• [The problem]:
Set down the whole listing below exactly. The pictures stay out.

----

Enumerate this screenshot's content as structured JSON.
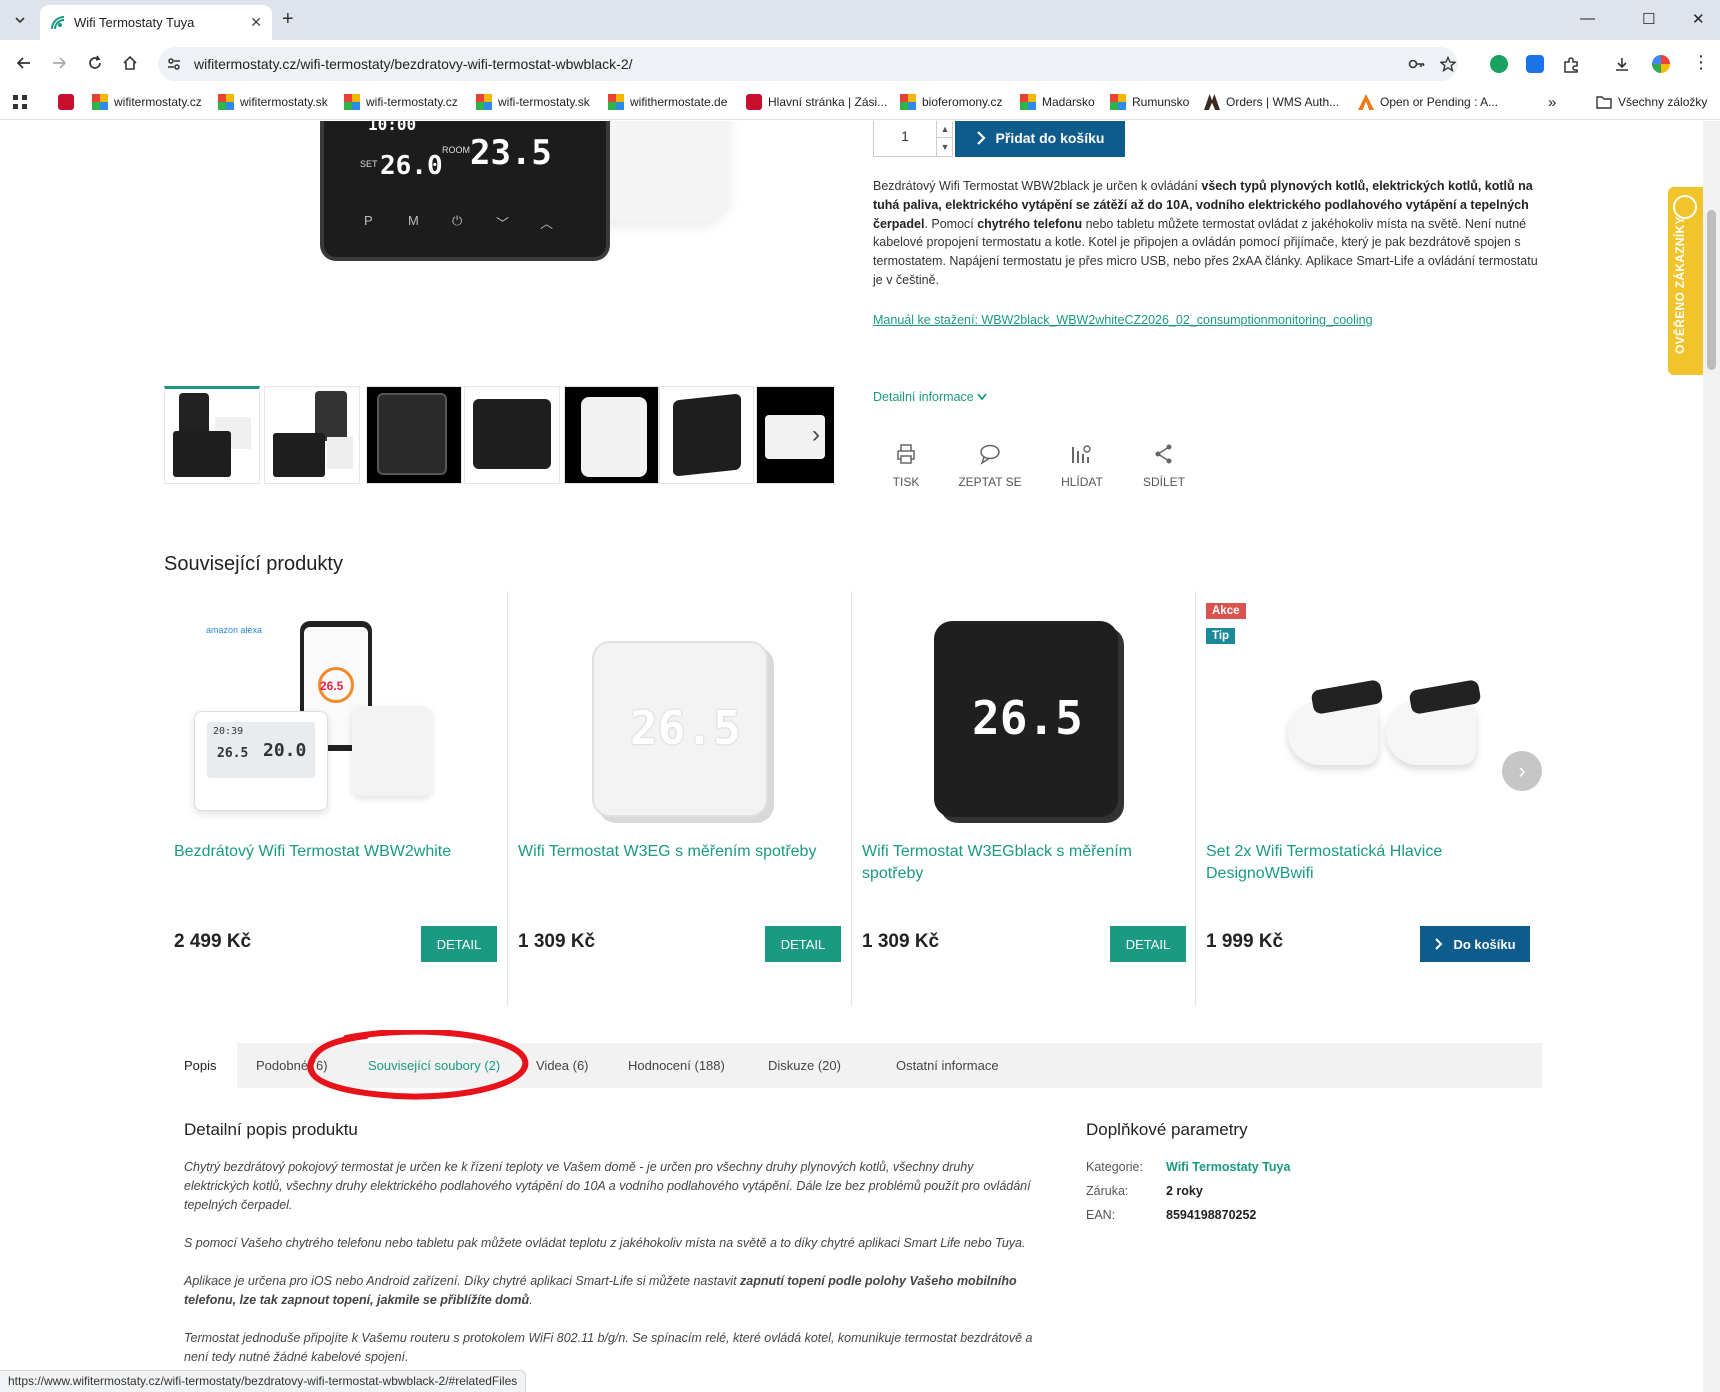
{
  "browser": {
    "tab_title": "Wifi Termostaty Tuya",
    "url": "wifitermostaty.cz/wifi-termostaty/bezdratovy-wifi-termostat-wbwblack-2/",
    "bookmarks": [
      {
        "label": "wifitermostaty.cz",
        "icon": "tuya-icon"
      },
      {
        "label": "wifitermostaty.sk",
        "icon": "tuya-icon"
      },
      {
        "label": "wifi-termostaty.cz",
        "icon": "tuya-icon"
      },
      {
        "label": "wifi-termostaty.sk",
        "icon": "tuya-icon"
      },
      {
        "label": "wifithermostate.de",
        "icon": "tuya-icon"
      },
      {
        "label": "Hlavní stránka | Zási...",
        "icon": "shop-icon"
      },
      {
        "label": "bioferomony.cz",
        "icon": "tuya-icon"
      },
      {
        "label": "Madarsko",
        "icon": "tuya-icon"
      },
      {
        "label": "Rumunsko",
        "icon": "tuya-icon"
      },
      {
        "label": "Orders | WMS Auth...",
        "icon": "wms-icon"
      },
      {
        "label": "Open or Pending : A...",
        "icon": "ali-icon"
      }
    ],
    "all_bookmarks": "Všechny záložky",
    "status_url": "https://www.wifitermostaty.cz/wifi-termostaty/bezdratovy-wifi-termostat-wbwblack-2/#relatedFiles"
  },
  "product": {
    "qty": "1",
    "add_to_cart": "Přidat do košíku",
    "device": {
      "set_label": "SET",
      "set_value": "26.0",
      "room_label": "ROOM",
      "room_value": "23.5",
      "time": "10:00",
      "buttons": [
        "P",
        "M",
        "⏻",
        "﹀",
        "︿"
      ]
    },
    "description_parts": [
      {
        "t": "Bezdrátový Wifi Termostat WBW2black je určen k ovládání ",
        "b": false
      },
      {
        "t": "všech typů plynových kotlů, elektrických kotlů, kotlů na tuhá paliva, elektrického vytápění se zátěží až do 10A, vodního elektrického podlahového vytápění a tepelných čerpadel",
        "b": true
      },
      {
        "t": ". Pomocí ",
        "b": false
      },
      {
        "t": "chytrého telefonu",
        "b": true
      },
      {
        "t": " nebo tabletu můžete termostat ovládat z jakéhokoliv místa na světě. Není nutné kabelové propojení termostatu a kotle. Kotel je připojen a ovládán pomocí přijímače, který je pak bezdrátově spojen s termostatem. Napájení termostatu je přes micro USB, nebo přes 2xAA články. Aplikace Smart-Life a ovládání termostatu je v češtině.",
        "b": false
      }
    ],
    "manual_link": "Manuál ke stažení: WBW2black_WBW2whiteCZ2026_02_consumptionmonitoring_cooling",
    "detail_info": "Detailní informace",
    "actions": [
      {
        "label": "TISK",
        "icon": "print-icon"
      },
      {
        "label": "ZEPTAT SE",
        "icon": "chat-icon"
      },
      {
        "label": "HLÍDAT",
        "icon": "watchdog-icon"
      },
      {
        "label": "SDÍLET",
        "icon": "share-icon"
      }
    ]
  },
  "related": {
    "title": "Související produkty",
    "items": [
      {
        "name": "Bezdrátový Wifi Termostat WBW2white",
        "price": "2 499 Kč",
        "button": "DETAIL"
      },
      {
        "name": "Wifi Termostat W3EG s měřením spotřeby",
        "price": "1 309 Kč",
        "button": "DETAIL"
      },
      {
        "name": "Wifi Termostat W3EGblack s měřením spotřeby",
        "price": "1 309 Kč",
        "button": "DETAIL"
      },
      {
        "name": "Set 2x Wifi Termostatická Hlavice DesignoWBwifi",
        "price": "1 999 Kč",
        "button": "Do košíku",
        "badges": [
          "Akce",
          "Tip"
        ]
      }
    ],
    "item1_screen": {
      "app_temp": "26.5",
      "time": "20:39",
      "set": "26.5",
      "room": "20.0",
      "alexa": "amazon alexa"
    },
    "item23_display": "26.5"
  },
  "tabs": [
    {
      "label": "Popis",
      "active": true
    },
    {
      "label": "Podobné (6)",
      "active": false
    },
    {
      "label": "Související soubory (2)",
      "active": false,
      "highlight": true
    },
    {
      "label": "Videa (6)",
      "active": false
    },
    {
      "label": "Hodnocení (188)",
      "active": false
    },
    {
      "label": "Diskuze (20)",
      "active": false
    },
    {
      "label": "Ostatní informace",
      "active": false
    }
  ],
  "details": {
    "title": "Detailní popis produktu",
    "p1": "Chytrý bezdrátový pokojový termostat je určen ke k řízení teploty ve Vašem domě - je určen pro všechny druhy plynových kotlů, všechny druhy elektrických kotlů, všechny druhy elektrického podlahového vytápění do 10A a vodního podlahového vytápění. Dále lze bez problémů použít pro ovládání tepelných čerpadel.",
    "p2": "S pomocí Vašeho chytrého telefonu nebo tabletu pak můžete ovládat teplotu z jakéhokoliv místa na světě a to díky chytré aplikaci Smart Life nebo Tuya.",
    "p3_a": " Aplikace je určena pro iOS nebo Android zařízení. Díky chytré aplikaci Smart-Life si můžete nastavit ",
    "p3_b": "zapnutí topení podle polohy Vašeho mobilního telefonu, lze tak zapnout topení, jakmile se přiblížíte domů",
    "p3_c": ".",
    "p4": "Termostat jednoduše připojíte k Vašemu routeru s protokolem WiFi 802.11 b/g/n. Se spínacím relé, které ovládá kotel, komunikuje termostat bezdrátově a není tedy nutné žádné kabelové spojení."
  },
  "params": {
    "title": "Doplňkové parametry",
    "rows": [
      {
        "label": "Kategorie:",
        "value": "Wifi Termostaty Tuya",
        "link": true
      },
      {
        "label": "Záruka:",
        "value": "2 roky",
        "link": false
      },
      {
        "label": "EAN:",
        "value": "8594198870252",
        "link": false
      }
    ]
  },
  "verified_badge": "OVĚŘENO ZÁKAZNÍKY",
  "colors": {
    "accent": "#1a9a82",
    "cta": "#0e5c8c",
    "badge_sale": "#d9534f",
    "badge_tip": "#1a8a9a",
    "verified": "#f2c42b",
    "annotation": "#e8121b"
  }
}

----

• [Response]:
Enumerate this screenshot's content as structured JSON.
{
  "browser": {
    "tab_title": "Wifi Termostaty Tuya",
    "url": "wifitermostaty.cz/wifi-termostaty/bezdratovy-wifi-termostat-wbwblack-2/",
    "bookmarks": [
      {
        "label": "wifitermostaty.cz",
        "icon": "tuya-icon"
      },
      {
        "label": "wifitermostaty.sk",
        "icon": "tuya-icon"
      },
      {
        "label": "wifi-termostaty.cz",
        "icon": "tuya-icon"
      },
      {
        "label": "wifi-termostaty.sk",
        "icon": "tuya-icon"
      },
      {
        "label": "wifithermostate.de",
        "icon": "tuya-icon"
      },
      {
        "label": "Hlavní stránka | Zási...",
        "icon": "shop-icon"
      },
      {
        "label": "bioferomony.cz",
        "icon": "tuya-icon"
      },
      {
        "label": "Madarsko",
        "icon": "tuya-icon"
      },
      {
        "label": "Rumunsko",
        "icon": "tuya-icon"
      },
      {
        "label": "Orders | WMS Auth...",
        "icon": "wms-icon"
      },
      {
        "label": "Open or Pending : A...",
        "icon": "ali-icon"
      }
    ],
    "all_bookmarks": "Všechny záložky",
    "status_url": "https://www.wifitermostaty.cz/wifi-termostaty/bezdratovy-wifi-termostat-wbwblack-2/#relatedFiles"
  },
  "product": {
    "qty": "1",
    "add_to_cart": "Přidat do košíku",
    "device": {
      "set_label": "SET",
      "set_value": "26.0",
      "room_label": "ROOM",
      "room_value": "23.5",
      "time": "10:00",
      "buttons": [
        "P",
        "M",
        "⏻",
        "﹀",
        "︿"
      ]
    },
    "description_parts": [
      {
        "t": "Bezdrátový Wifi Termostat WBW2black je určen k ovládání ",
        "b": false
      },
      {
        "t": "všech typů plynových kotlů, elektrických kotlů, kotlů na tuhá paliva, elektrického vytápění se zátěží až do 10A, vodního elektrického podlahového vytápění a tepelných čerpadel",
        "b": true
      },
      {
        "t": ". Pomocí ",
        "b": false
      },
      {
        "t": "chytrého telefonu",
        "b": true
      },
      {
        "t": " nebo tabletu můžete termostat ovládat z jakéhokoliv místa na světě. Není nutné kabelové propojení termostatu a kotle. Kotel je připojen a ovládán pomocí přijímače, který je pak bezdrátově spojen s termostatem. Napájení termostatu je přes micro USB, nebo přes 2xAA články. Aplikace Smart-Life a ovládání termostatu je v češtině.",
        "b": false
      }
    ],
    "manual_link": "Manuál ke stažení: WBW2black_WBW2whiteCZ2026_02_consumptionmonitoring_cooling",
    "detail_info": "Detailní informace",
    "actions": [
      {
        "label": "TISK",
        "icon": "print-icon"
      },
      {
        "label": "ZEPTAT SE",
        "icon": "chat-icon"
      },
      {
        "label": "HLÍDAT",
        "icon": "watchdog-icon"
      },
      {
        "label": "SDÍLET",
        "icon": "share-icon"
      }
    ]
  },
  "related": {
    "title": "Související produkty",
    "items": [
      {
        "name": "Bezdrátový Wifi Termostat WBW2white",
        "price": "2 499 Kč",
        "button": "DETAIL"
      },
      {
        "name": "Wifi Termostat W3EG s měřením spotřeby",
        "price": "1 309 Kč",
        "button": "DETAIL"
      },
      {
        "name": "Wifi Termostat W3EGblack s měřením spotřeby",
        "price": "1 309 Kč",
        "button": "DETAIL"
      },
      {
        "name": "Set 2x Wifi Termostatická Hlavice DesignoWBwifi",
        "price": "1 999 Kč",
        "button": "Do košíku",
        "badges": [
          "Akce",
          "Tip"
        ]
      }
    ],
    "item1_screen": {
      "app_temp": "26.5",
      "time": "20:39",
      "set": "26.5",
      "room": "20.0",
      "alexa": "amazon alexa"
    },
    "item23_display": "26.5"
  },
  "tabs": [
    {
      "label": "Popis",
      "active": true
    },
    {
      "label": "Podobné (6)",
      "active": false
    },
    {
      "label": "Související soubory (2)",
      "active": false,
      "highlight": true
    },
    {
      "label": "Videa (6)",
      "active": false
    },
    {
      "label": "Hodnocení (188)",
      "active": false
    },
    {
      "label": "Diskuze (20)",
      "active": false
    },
    {
      "label": "Ostatní informace",
      "active": false
    }
  ],
  "details": {
    "title": "Detailní popis produktu",
    "p1": "Chytrý bezdrátový pokojový termostat je určen ke k řízení teploty ve Vašem domě - je určen pro všechny druhy plynových kotlů, všechny druhy elektrických kotlů, všechny druhy elektrického podlahového vytápění do 10A a vodního podlahového vytápění. Dále lze bez problémů použít pro ovládání tepelných čerpadel.",
    "p2": "S pomocí Vašeho chytrého telefonu nebo tabletu pak můžete ovládat teplotu z jakéhokoliv místa na světě a to díky chytré aplikaci Smart Life nebo Tuya.",
    "p3_a": " Aplikace je určena pro iOS nebo Android zařízení. Díky chytré aplikaci Smart-Life si můžete nastavit ",
    "p3_b": "zapnutí topení podle polohy Vašeho mobilního telefonu, lze tak zapnout topení, jakmile se přiblížíte domů",
    "p3_c": ".",
    "p4": "Termostat jednoduše připojíte k Vašemu routeru s protokolem WiFi 802.11 b/g/n. Se spínacím relé, které ovládá kotel, komunikuje termostat bezdrátově a není tedy nutné žádné kabelové spojení."
  },
  "params": {
    "title": "Doplňkové parametry",
    "rows": [
      {
        "label": "Kategorie:",
        "value": "Wifi Termostaty Tuya",
        "link": true
      },
      {
        "label": "Záruka:",
        "value": "2 roky",
        "link": false
      },
      {
        "label": "EAN:",
        "value": "8594198870252",
        "link": false
      }
    ]
  },
  "verified_badge": "OVĚŘENO ZÁKAZNÍKY",
  "colors": {
    "accent": "#1a9a82",
    "cta": "#0e5c8c",
    "badge_sale": "#d9534f",
    "badge_tip": "#1a8a9a",
    "verified": "#f2c42b",
    "annotation": "#e8121b"
  }
}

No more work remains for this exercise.